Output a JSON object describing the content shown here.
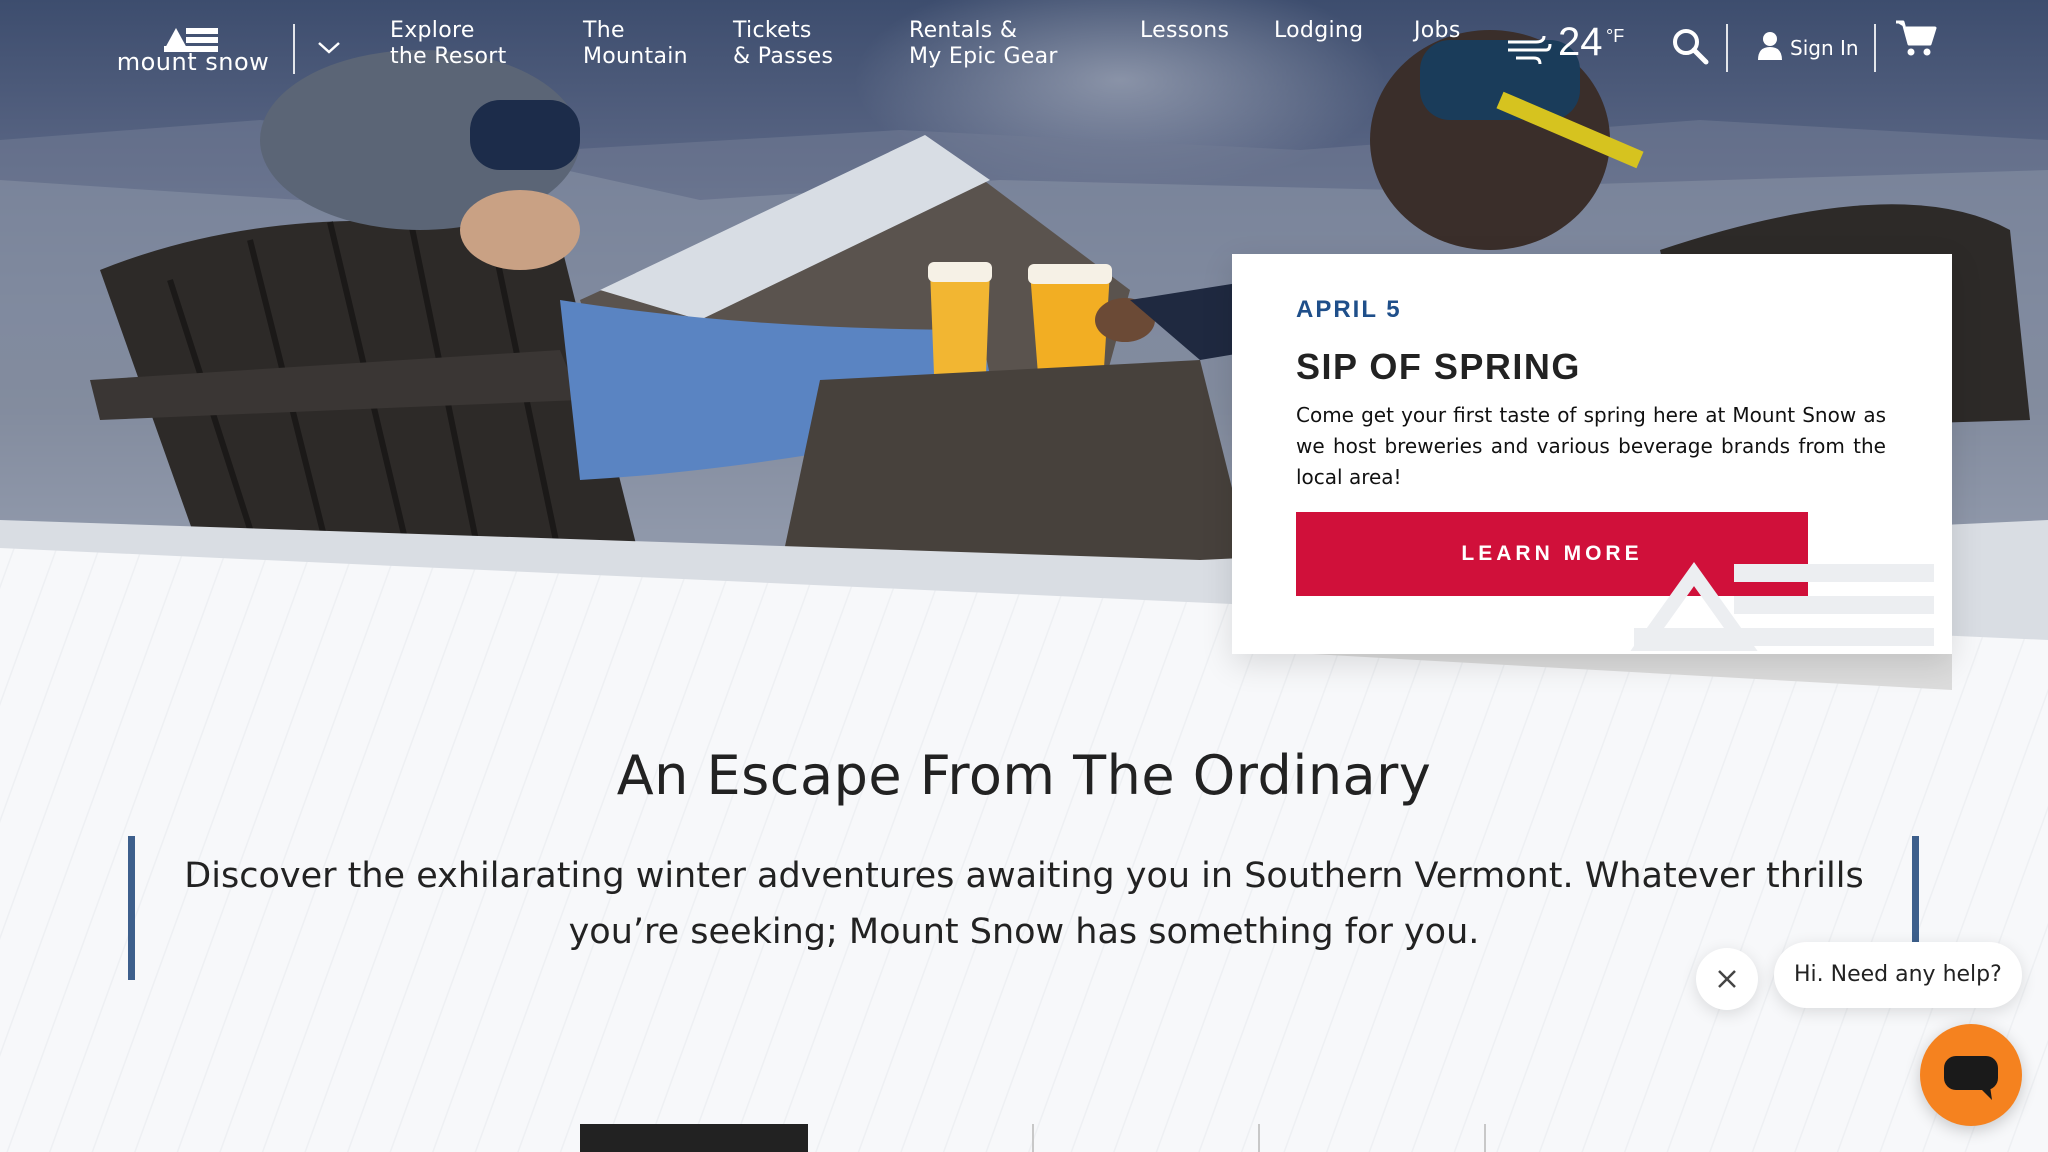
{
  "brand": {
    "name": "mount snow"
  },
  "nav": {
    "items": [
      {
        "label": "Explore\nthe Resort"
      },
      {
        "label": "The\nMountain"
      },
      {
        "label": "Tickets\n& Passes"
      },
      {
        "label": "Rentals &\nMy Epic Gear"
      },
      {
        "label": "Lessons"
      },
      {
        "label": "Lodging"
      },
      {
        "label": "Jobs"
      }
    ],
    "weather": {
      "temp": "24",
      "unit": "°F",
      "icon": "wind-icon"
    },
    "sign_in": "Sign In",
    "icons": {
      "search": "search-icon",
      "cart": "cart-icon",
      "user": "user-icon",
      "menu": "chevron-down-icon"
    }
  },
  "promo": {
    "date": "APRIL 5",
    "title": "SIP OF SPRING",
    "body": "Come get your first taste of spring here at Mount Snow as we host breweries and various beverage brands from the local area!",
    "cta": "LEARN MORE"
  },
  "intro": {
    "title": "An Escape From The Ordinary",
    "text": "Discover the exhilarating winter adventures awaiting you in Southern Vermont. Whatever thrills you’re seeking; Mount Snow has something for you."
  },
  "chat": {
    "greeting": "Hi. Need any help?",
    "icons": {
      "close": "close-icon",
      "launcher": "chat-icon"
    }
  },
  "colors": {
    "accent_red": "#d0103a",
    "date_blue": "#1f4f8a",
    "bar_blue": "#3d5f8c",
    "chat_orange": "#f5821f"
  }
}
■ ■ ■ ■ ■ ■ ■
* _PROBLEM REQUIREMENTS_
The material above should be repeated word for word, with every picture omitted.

* _WORKED SOLUTION_
Output a JSON object describing the content shown here.
{
  "brand": {
    "name": "mount snow"
  },
  "nav": {
    "items": [
      {
        "label": "Explore\nthe Resort"
      },
      {
        "label": "The\nMountain"
      },
      {
        "label": "Tickets\n& Passes"
      },
      {
        "label": "Rentals &\nMy Epic Gear"
      },
      {
        "label": "Lessons"
      },
      {
        "label": "Lodging"
      },
      {
        "label": "Jobs"
      }
    ],
    "weather": {
      "temp": "24",
      "unit": "°F",
      "icon": "wind-icon"
    },
    "sign_in": "Sign In",
    "icons": {
      "search": "search-icon",
      "cart": "cart-icon",
      "user": "user-icon",
      "menu": "chevron-down-icon"
    }
  },
  "promo": {
    "date": "APRIL 5",
    "title": "SIP OF SPRING",
    "body": "Come get your first taste of spring here at Mount Snow as we host breweries and various beverage brands from the local area!",
    "cta": "LEARN MORE"
  },
  "intro": {
    "title": "An Escape From The Ordinary",
    "text": "Discover the exhilarating winter adventures awaiting you in Southern Vermont. Whatever thrills you’re seeking; Mount Snow has something for you."
  },
  "chat": {
    "greeting": "Hi. Need any help?",
    "icons": {
      "close": "close-icon",
      "launcher": "chat-icon"
    }
  },
  "colors": {
    "accent_red": "#d0103a",
    "date_blue": "#1f4f8a",
    "bar_blue": "#3d5f8c",
    "chat_orange": "#f5821f"
  }
}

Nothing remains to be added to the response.